On the campaign trail, taxes take center stage in the debate over Medicare for All. Many Americans want to know how much they might have to pay to support a $36 trillion jolt to the health-care system.

In the halls of hospitals, especially those in rural areas, a different question is starting to emerge. Hospital executives want to know if Medicare for All would look anything like Medicare for some.

“If it was 100 percent Medicare, it would be a huge impact on us,” said Dr. Mark Laney, chief executive officer of Mosaic Life Care. “We would not have an operating margin. We would be in the red, so to speak. You can imagine how it would affect salaries, recruitment, retention, the ability to buy this sophisticated technology that we use to provide cutting-edge care. It would be a game-changer.”

Medicare for All is a catch-all label for various proposals, some more specific than others, to provide single-payer health coverage. While expanding Medicare might be a political long shot, hospital officials can’t help but take note. That’s because the current version of Medicare, the government program that provides coverage for elderly and disabled Americans, is often a money-loser.

Missouri hospitals accumulated more than $686 million in unreimbursed costs treating Medicare patients in 2017, according to the Missouri Hospital Association. Medicare covers about 87 percent of the cost of care, a gap of considerable concern to rural hospitals that already operate on thin margins.

“Nearly half of rural hospitals operate in the red in Missouri,” said David Dillon, vice president of public and media relations for the Missouri Hospital Association. “Increasing the Medicare share of hospital payments would make finding a positive margin more difficult.”

Any politician who wades into health-care reform finds the issue more complicated than what can be distilled in a campaign stump speech. Hospitals generally prefer anything that expands coverage, which is why providers support efforts to make Medicaid more available to the working poor. The problem with Medicare for All is it wouldn’t just cover the uninsured, it would replace all commercial insurance.

“Everybody is going to want better health care,” said Dr. Kara Grant, an economics professor at Missouri Western State University. “The hard part is we are so deeply linked to insurance. It’s going to take a lot to revamp the system.”

Mosaic Chief Financial Officer Dwain Stilson said only about a third of the hospital’s patients are covered by commercial insurance, but the higher reimbursement for those patients makes up for any shortfall coming from the 50 percent on Medicare and also those who receive Medicaid. Commercial insurance acts as a subsidy of sorts.

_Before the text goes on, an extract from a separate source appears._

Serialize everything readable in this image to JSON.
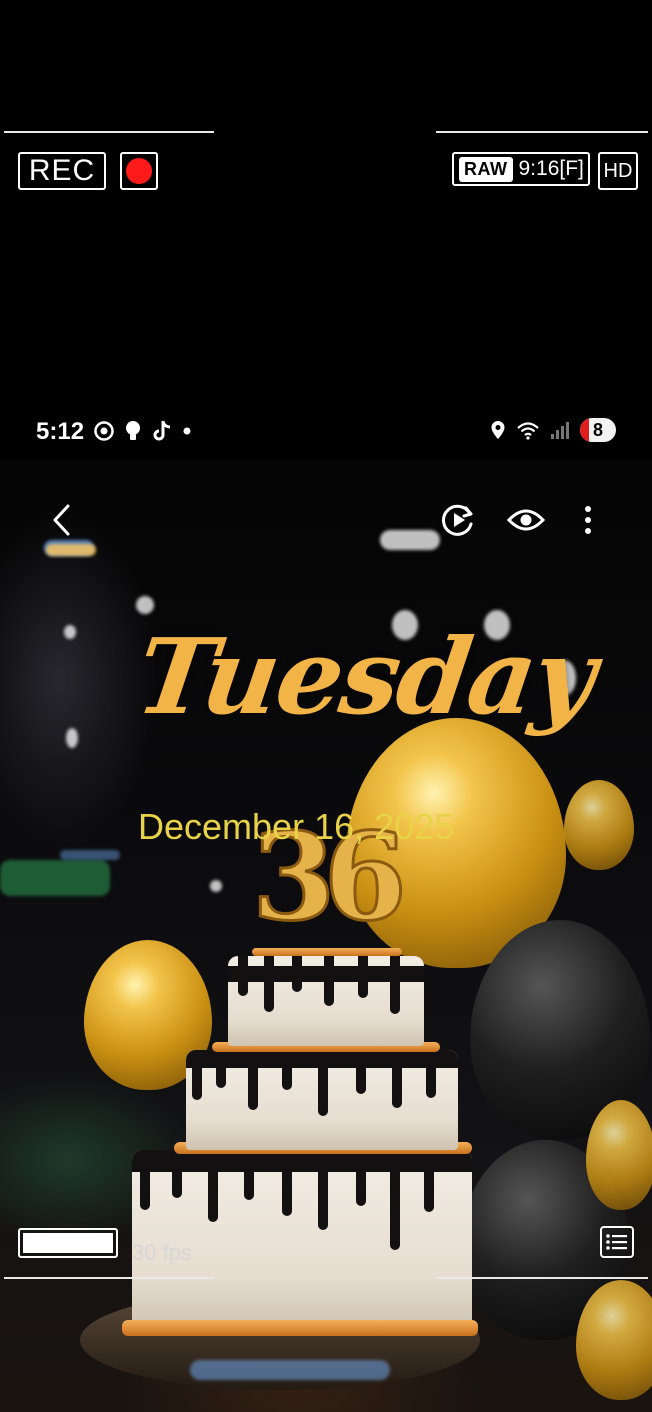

“The thing that keeps the system going is the better reimbursement of true commercial patients,” Laney said. “You know our payer mix is more challenging than a lot of places. We are able to make that work because we try to manage our expenses and be really thoughtful and efficient.”

Laney said he understands the frustration about high-deductible insurance plans that seems to be driving the debate. He sees advantages in covering more people and potentially finding more efficiencies.

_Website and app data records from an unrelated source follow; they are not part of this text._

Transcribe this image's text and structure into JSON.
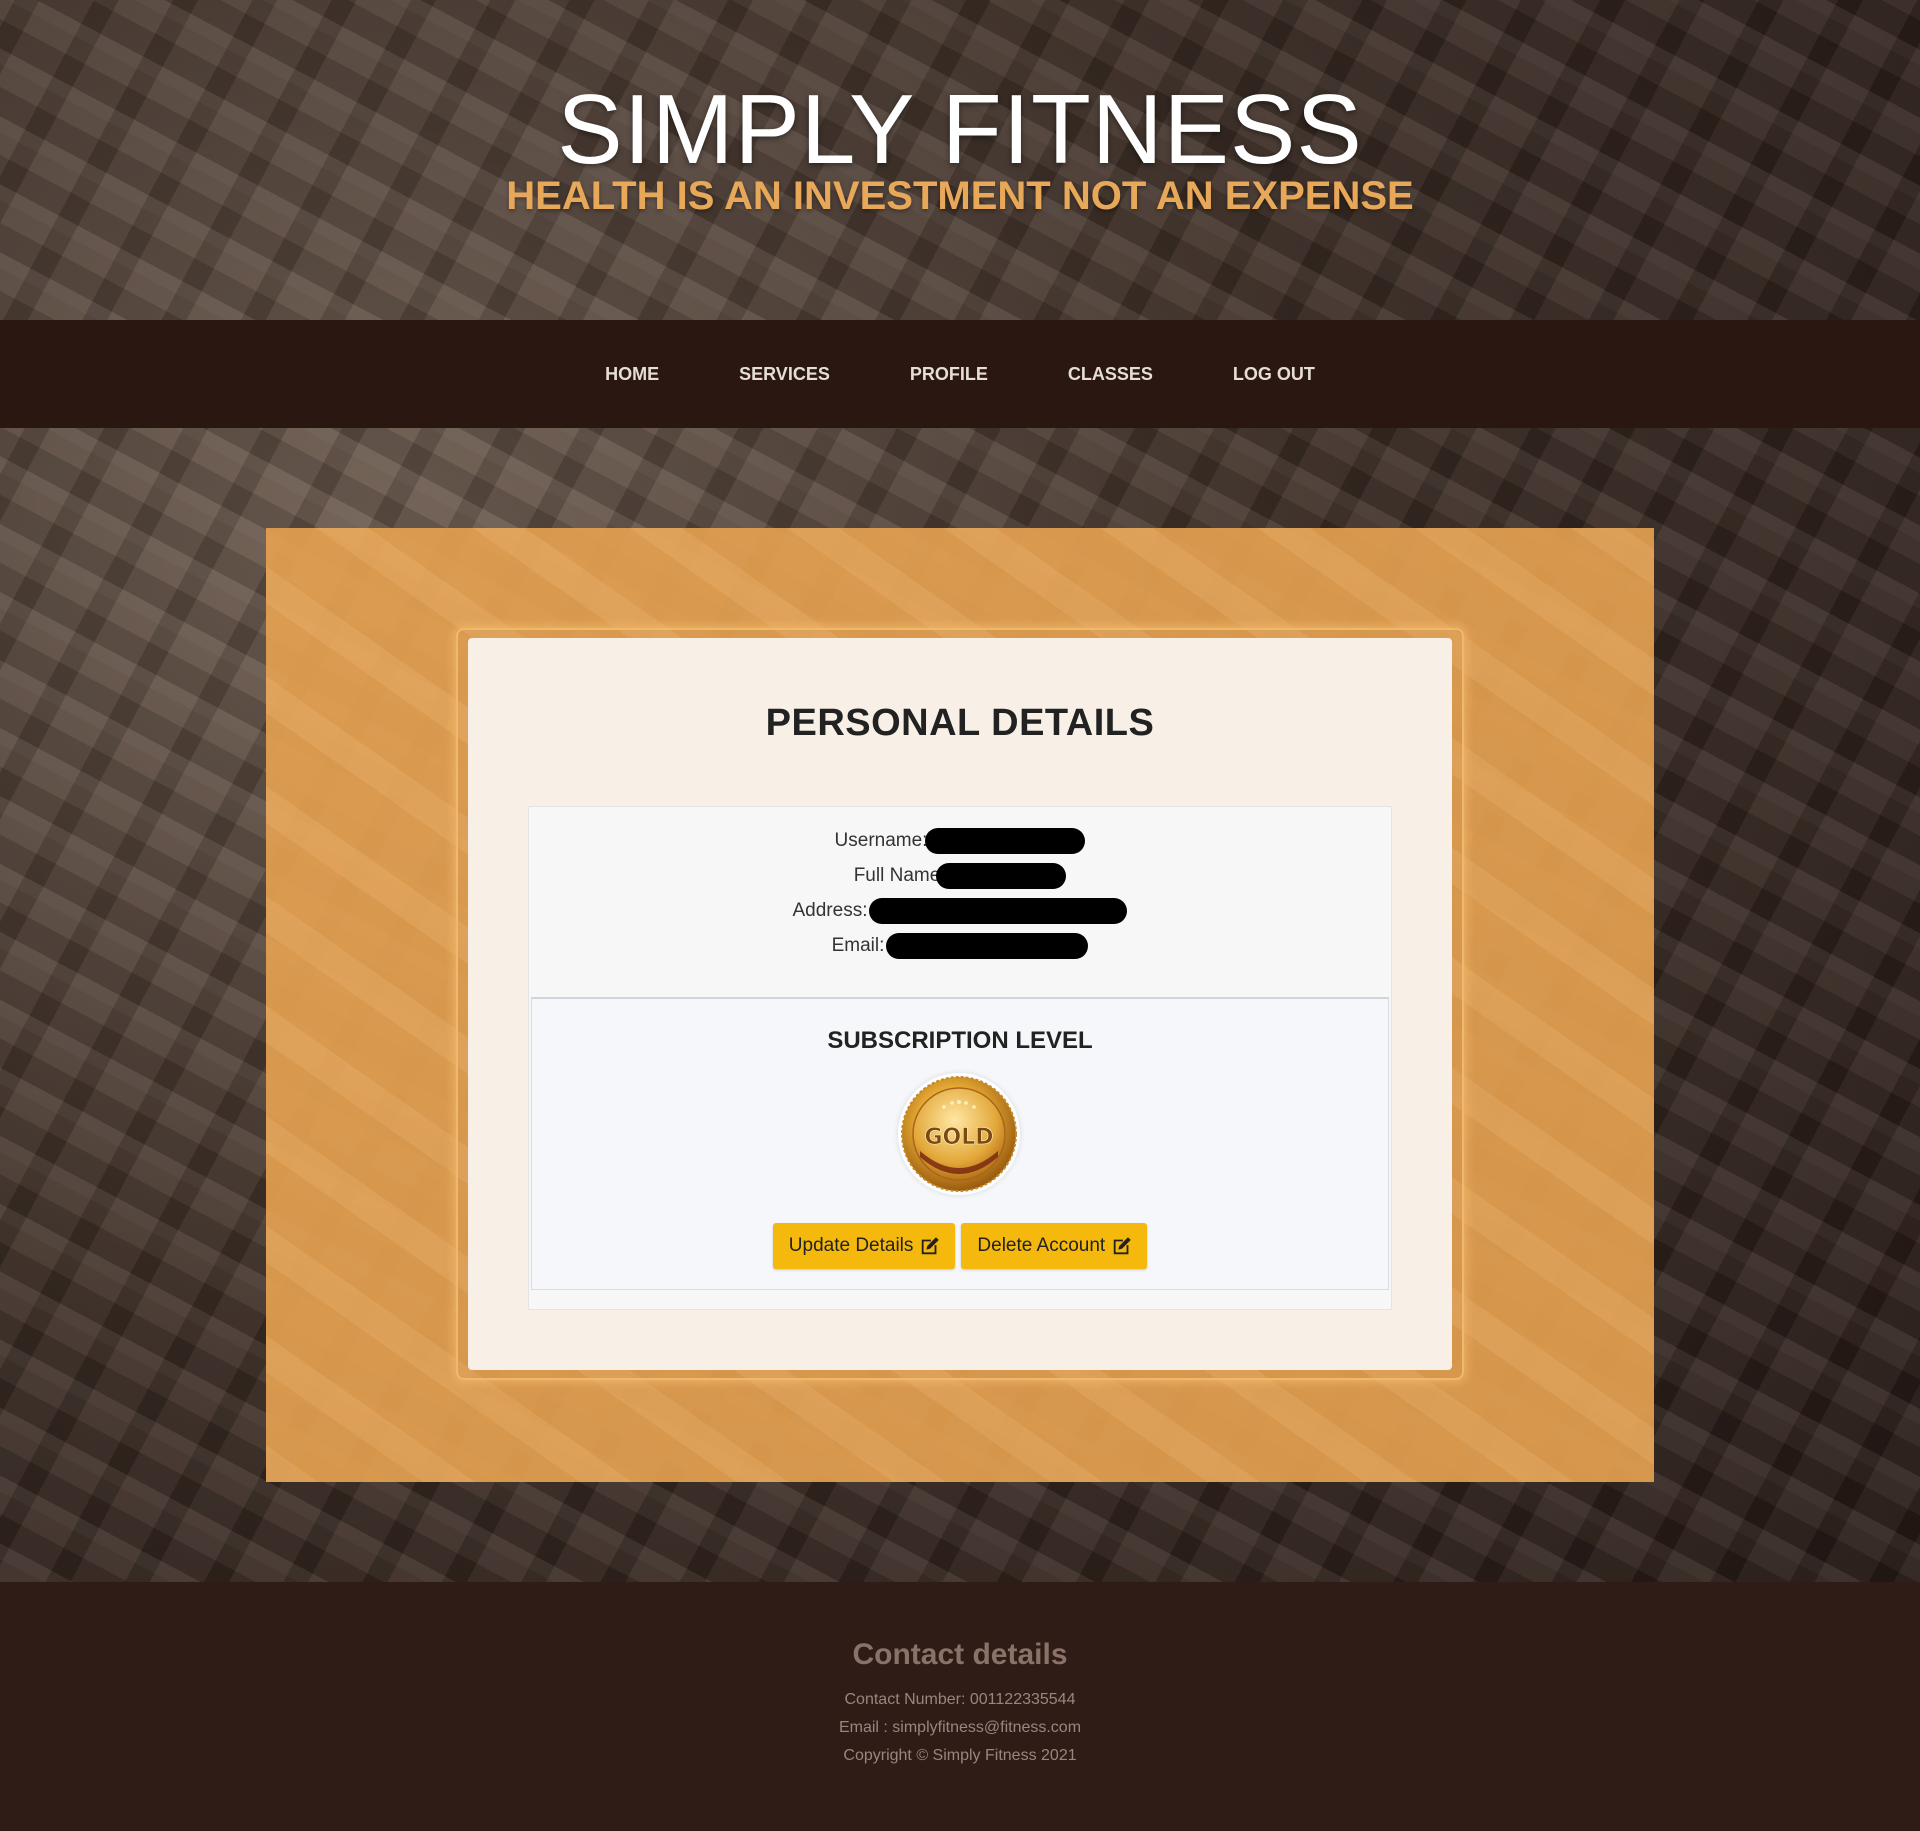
{
  "header": {
    "title": "SIMPLY FITNESS",
    "tagline": "HEALTH IS AN INVESTMENT NOT AN EXPENSE"
  },
  "nav": {
    "items": [
      {
        "label": "HOME"
      },
      {
        "label": "SERVICES"
      },
      {
        "label": "PROFILE"
      },
      {
        "label": "CLASSES"
      },
      {
        "label": "LOG OUT"
      }
    ]
  },
  "profile": {
    "title": "PERSONAL DETAILS",
    "fields": [
      {
        "label": "Username:"
      },
      {
        "label": "Full Name"
      },
      {
        "label": "Address:"
      },
      {
        "label": "Email:"
      }
    ],
    "subscription": {
      "title": "SUBSCRIPTION LEVEL",
      "level": "GOLD"
    },
    "buttons": {
      "update": "Update Details",
      "delete": "Delete Account"
    }
  },
  "footer": {
    "title": "Contact details",
    "contact_number": "Contact Number: 001122335544",
    "email": "Email : simplyfitness@fitness.com",
    "copyright": "Copyright © Simply Fitness 2021"
  },
  "colors": {
    "accent": "#e8a85a",
    "nav_bg": "#2a1712",
    "panel": "#e8a452",
    "button": "#f5b80c"
  },
  "icons": {
    "edit": "edit-icon",
    "badge": "gold-medal-icon"
  }
}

But providers worry that if they become price-takers, it could lead to waiting lines or even rationing if the government sets reimbursement rates that do not reflect the actual cost of care.

“I am not sure they appreciate the intended and unintended consequences of this kind of dramatic move where you take 180 million people that currently get commercial insurance and put them all in Medicare for All,” Laney said. “This would be a tsunami of change.”

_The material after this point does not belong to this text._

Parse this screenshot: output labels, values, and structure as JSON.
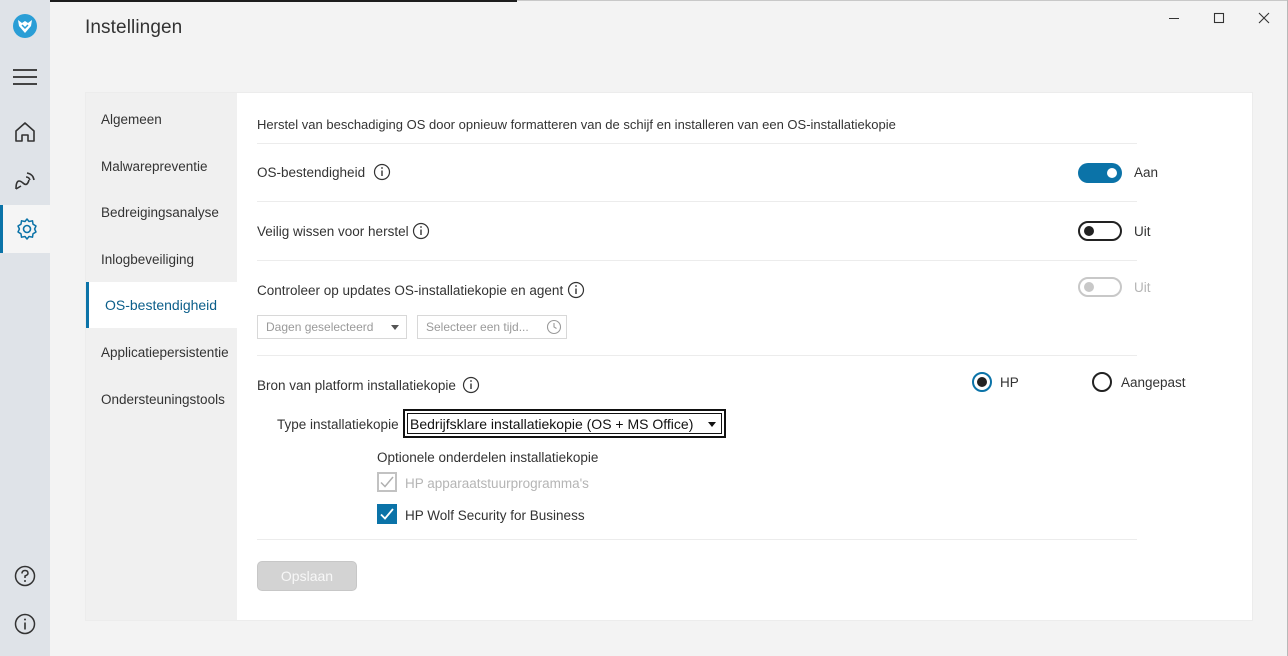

The American Hospital Association estimates that more than 1,000 rural hospitals could face closure if an expanded Medicare program reimburses at existing rates. Supporters of a single-payer system dispute that number and say it would depend on final details of reimbursement as well as reduction of administrative costs.

Whatever the system, Laney said Mosaic wouldn’t waver in its commitment to quality of care.

Greg Kozol can be reached

at greg.kozol@newspressnow.com.

Follow him on Twitter: @NPNowKozol.